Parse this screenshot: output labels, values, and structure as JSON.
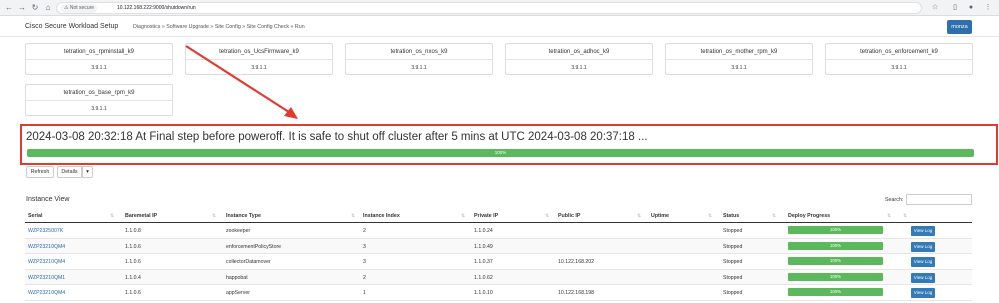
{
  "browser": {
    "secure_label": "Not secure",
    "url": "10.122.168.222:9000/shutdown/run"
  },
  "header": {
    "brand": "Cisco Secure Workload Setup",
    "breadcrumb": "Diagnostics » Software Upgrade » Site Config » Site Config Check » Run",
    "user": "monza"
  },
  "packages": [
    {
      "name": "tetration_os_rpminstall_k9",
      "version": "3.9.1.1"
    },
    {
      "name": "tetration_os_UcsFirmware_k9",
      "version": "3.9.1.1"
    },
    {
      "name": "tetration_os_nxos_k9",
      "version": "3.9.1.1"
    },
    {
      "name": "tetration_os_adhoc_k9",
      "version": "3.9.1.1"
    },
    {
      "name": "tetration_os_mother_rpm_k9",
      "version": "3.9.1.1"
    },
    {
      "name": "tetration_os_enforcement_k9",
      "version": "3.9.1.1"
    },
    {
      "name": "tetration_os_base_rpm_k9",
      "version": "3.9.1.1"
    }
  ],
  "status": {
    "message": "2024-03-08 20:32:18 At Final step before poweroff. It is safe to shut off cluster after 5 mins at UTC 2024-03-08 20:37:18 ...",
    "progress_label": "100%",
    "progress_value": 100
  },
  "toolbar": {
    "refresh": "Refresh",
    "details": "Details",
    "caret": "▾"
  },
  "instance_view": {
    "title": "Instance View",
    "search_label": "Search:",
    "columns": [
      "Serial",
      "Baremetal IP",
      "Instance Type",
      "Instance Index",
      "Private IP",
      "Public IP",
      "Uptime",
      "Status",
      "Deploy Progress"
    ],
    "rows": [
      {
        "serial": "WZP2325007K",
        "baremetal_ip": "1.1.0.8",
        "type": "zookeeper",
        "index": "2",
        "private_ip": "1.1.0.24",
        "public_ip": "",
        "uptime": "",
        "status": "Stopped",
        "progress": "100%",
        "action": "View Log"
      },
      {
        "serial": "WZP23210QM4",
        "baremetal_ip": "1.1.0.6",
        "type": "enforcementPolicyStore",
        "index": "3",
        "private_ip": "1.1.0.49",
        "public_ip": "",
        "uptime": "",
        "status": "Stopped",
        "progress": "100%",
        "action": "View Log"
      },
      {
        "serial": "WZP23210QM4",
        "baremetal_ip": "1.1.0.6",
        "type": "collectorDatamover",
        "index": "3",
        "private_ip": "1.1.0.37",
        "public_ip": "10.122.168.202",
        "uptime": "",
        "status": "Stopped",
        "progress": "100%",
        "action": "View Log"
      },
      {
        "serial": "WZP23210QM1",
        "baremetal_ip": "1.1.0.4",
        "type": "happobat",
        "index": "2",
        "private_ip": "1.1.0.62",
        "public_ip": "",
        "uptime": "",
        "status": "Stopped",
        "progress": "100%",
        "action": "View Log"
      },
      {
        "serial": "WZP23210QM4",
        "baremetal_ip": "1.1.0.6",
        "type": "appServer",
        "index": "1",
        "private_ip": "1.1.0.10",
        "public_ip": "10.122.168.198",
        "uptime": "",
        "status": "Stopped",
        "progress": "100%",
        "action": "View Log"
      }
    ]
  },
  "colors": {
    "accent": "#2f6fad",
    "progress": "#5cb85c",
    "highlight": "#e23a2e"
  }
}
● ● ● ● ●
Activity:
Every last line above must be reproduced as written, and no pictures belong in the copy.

Task result:
Parse this screenshot: output labels, values, and structure as JSON.
{
  "browser": {
    "secure_label": "Not secure",
    "url": "10.122.168.222:9000/shutdown/run"
  },
  "header": {
    "brand": "Cisco Secure Workload Setup",
    "breadcrumb": "Diagnostics » Software Upgrade » Site Config » Site Config Check » Run",
    "user": "monza"
  },
  "packages": [
    {
      "name": "tetration_os_rpminstall_k9",
      "version": "3.9.1.1"
    },
    {
      "name": "tetration_os_UcsFirmware_k9",
      "version": "3.9.1.1"
    },
    {
      "name": "tetration_os_nxos_k9",
      "version": "3.9.1.1"
    },
    {
      "name": "tetration_os_adhoc_k9",
      "version": "3.9.1.1"
    },
    {
      "name": "tetration_os_mother_rpm_k9",
      "version": "3.9.1.1"
    },
    {
      "name": "tetration_os_enforcement_k9",
      "version": "3.9.1.1"
    },
    {
      "name": "tetration_os_base_rpm_k9",
      "version": "3.9.1.1"
    }
  ],
  "status": {
    "message": "2024-03-08 20:32:18 At Final step before poweroff. It is safe to shut off cluster after 5 mins at UTC 2024-03-08 20:37:18 ...",
    "progress_label": "100%",
    "progress_value": 100
  },
  "toolbar": {
    "refresh": "Refresh",
    "details": "Details",
    "caret": "▾"
  },
  "instance_view": {
    "title": "Instance View",
    "search_label": "Search:",
    "columns": [
      "Serial",
      "Baremetal IP",
      "Instance Type",
      "Instance Index",
      "Private IP",
      "Public IP",
      "Uptime",
      "Status",
      "Deploy Progress"
    ],
    "rows": [
      {
        "serial": "WZP2325007K",
        "baremetal_ip": "1.1.0.8",
        "type": "zookeeper",
        "index": "2",
        "private_ip": "1.1.0.24",
        "public_ip": "",
        "uptime": "",
        "status": "Stopped",
        "progress": "100%",
        "action": "View Log"
      },
      {
        "serial": "WZP23210QM4",
        "baremetal_ip": "1.1.0.6",
        "type": "enforcementPolicyStore",
        "index": "3",
        "private_ip": "1.1.0.49",
        "public_ip": "",
        "uptime": "",
        "status": "Stopped",
        "progress": "100%",
        "action": "View Log"
      },
      {
        "serial": "WZP23210QM4",
        "baremetal_ip": "1.1.0.6",
        "type": "collectorDatamover",
        "index": "3",
        "private_ip": "1.1.0.37",
        "public_ip": "10.122.168.202",
        "uptime": "",
        "status": "Stopped",
        "progress": "100%",
        "action": "View Log"
      },
      {
        "serial": "WZP23210QM1",
        "baremetal_ip": "1.1.0.4",
        "type": "happobat",
        "index": "2",
        "private_ip": "1.1.0.62",
        "public_ip": "",
        "uptime": "",
        "status": "Stopped",
        "progress": "100%",
        "action": "View Log"
      },
      {
        "serial": "WZP23210QM4",
        "baremetal_ip": "1.1.0.6",
        "type": "appServer",
        "index": "1",
        "private_ip": "1.1.0.10",
        "public_ip": "10.122.168.198",
        "uptime": "",
        "status": "Stopped",
        "progress": "100%",
        "action": "View Log"
      }
    ]
  },
  "colors": {
    "accent": "#2f6fad",
    "progress": "#5cb85c",
    "highlight": "#e23a2e"
  }
}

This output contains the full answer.